Every record below must be returned word for word, with the pictures left out.
+++ Recorded data +++
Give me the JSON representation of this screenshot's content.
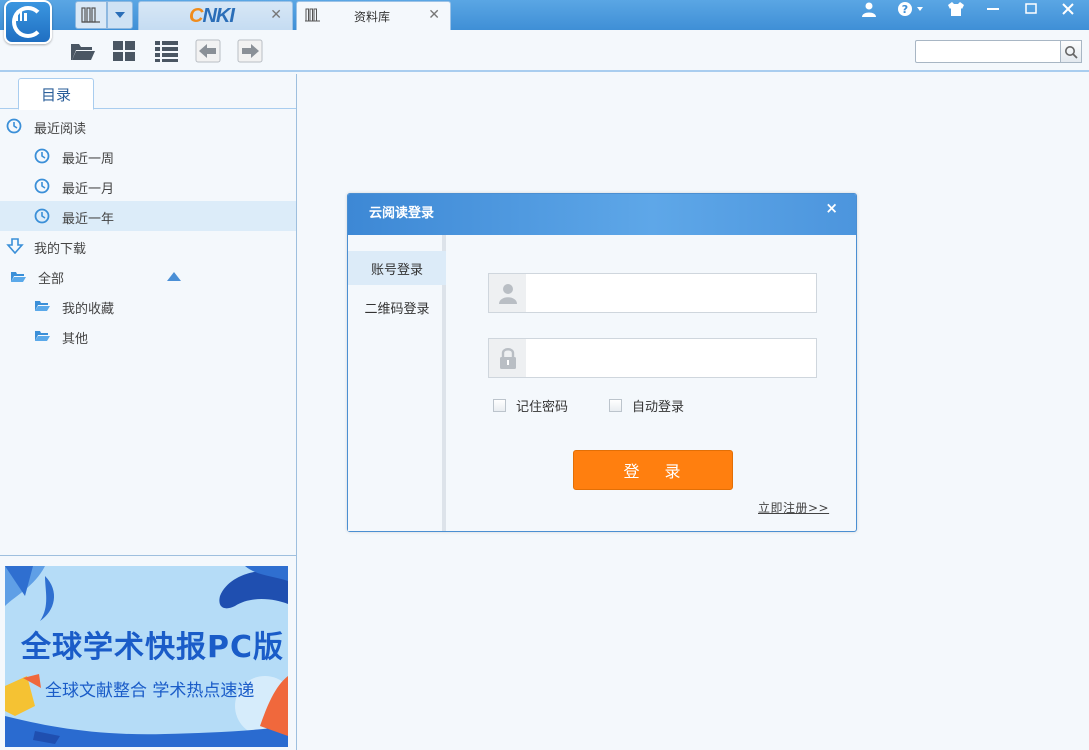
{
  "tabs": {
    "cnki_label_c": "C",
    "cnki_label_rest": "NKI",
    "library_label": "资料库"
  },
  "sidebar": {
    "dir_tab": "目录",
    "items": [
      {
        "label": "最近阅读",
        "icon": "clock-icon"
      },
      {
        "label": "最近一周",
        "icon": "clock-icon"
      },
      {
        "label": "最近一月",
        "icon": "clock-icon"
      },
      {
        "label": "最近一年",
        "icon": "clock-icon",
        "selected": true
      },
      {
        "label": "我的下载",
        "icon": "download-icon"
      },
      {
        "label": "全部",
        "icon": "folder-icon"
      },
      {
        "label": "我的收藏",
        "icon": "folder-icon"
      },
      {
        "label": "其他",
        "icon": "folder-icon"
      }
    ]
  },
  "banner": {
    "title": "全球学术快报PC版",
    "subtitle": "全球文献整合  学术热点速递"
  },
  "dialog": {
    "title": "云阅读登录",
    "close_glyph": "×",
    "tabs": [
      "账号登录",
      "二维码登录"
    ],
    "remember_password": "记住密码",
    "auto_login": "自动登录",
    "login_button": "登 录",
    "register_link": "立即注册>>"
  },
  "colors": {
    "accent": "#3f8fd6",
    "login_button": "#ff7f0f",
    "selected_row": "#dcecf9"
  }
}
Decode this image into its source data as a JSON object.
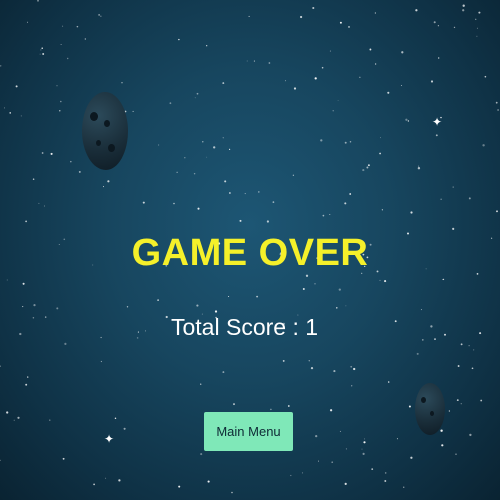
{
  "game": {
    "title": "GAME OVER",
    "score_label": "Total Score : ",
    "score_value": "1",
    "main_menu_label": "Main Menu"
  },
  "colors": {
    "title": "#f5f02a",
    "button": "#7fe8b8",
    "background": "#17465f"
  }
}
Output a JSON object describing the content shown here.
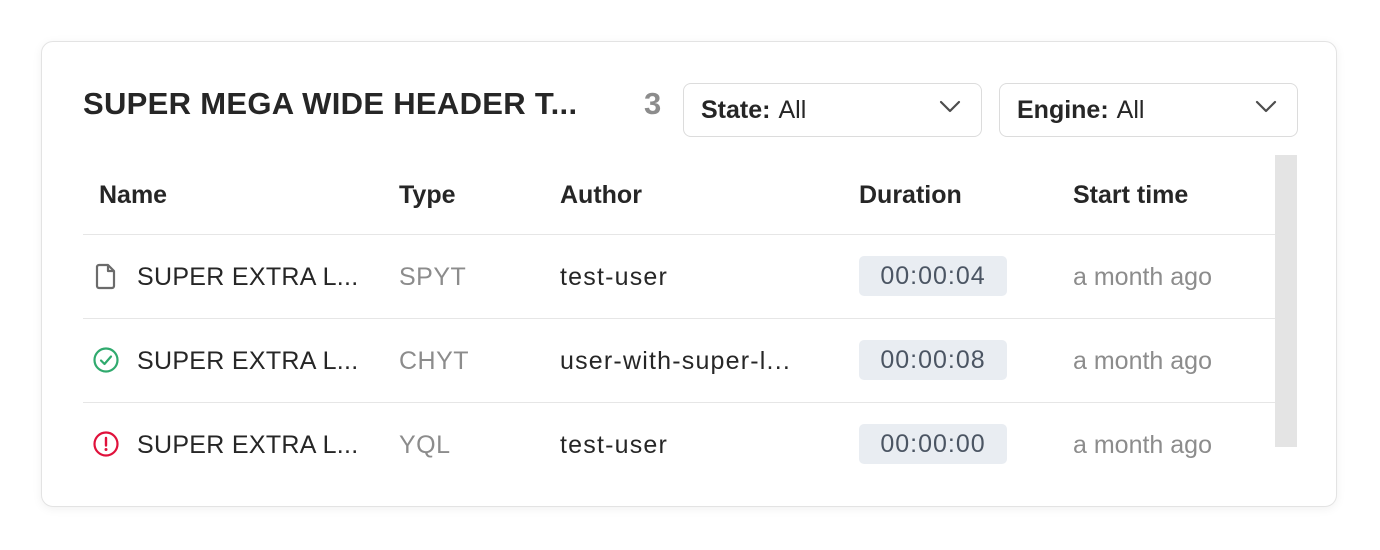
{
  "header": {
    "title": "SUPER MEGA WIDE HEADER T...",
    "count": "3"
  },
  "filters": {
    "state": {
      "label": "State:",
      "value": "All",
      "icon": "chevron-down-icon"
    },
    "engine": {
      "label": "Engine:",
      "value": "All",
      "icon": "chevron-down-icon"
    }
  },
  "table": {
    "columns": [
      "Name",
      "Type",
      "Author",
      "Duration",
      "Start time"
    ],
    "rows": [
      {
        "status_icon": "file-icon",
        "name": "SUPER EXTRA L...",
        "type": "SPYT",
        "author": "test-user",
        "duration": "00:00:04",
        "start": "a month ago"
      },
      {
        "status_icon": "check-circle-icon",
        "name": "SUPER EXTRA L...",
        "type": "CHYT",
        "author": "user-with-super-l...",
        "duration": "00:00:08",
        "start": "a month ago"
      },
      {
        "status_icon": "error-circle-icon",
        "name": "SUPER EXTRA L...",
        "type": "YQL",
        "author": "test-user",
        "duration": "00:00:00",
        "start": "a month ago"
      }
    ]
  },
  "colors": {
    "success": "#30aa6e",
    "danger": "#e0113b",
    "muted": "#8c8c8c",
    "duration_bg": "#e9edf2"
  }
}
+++
> _Exercise result_
Give me the JSON representation of this screenshot's content.
{
  "tabs": {
    "cnki_label_c": "C",
    "cnki_label_rest": "NKI",
    "library_label": "资料库"
  },
  "sidebar": {
    "dir_tab": "目录",
    "items": [
      {
        "label": "最近阅读",
        "icon": "clock-icon"
      },
      {
        "label": "最近一周",
        "icon": "clock-icon"
      },
      {
        "label": "最近一月",
        "icon": "clock-icon"
      },
      {
        "label": "最近一年",
        "icon": "clock-icon",
        "selected": true
      },
      {
        "label": "我的下载",
        "icon": "download-icon"
      },
      {
        "label": "全部",
        "icon": "folder-icon"
      },
      {
        "label": "我的收藏",
        "icon": "folder-icon"
      },
      {
        "label": "其他",
        "icon": "folder-icon"
      }
    ]
  },
  "banner": {
    "title": "全球学术快报PC版",
    "subtitle": "全球文献整合  学术热点速递"
  },
  "dialog": {
    "title": "云阅读登录",
    "close_glyph": "×",
    "tabs": [
      "账号登录",
      "二维码登录"
    ],
    "remember_password": "记住密码",
    "auto_login": "自动登录",
    "login_button": "登 录",
    "register_link": "立即注册>>"
  },
  "colors": {
    "accent": "#3f8fd6",
    "login_button": "#ff7f0f",
    "selected_row": "#dcecf9"
  }
}
Decode this image into its source data as a JSON object.
{
  "game": {
    "title": "GAME OVER",
    "score_label": "Total Score : ",
    "score_value": "1",
    "main_menu_label": "Main Menu"
  },
  "colors": {
    "title": "#f5f02a",
    "button": "#7fe8b8",
    "background": "#17465f"
  }
}
Output a JSON object describing the content shown here.
{
  "header": {
    "title": "SUPER MEGA WIDE HEADER T...",
    "count": "3"
  },
  "filters": {
    "state": {
      "label": "State:",
      "value": "All",
      "icon": "chevron-down-icon"
    },
    "engine": {
      "label": "Engine:",
      "value": "All",
      "icon": "chevron-down-icon"
    }
  },
  "table": {
    "columns": [
      "Name",
      "Type",
      "Author",
      "Duration",
      "Start time"
    ],
    "rows": [
      {
        "status_icon": "file-icon",
        "name": "SUPER EXTRA L...",
        "type": "SPYT",
        "author": "test-user",
        "duration": "00:00:04",
        "start": "a month ago"
      },
      {
        "status_icon": "check-circle-icon",
        "name": "SUPER EXTRA L...",
        "type": "CHYT",
        "author": "user-with-super-l...",
        "duration": "00:00:08",
        "start": "a month ago"
      },
      {
        "status_icon": "error-circle-icon",
        "name": "SUPER EXTRA L...",
        "type": "YQL",
        "author": "test-user",
        "duration": "00:00:00",
        "start": "a month ago"
      }
    ]
  },
  "colors": {
    "success": "#30aa6e",
    "danger": "#e0113b",
    "muted": "#8c8c8c",
    "duration_bg": "#e9edf2"
  }
}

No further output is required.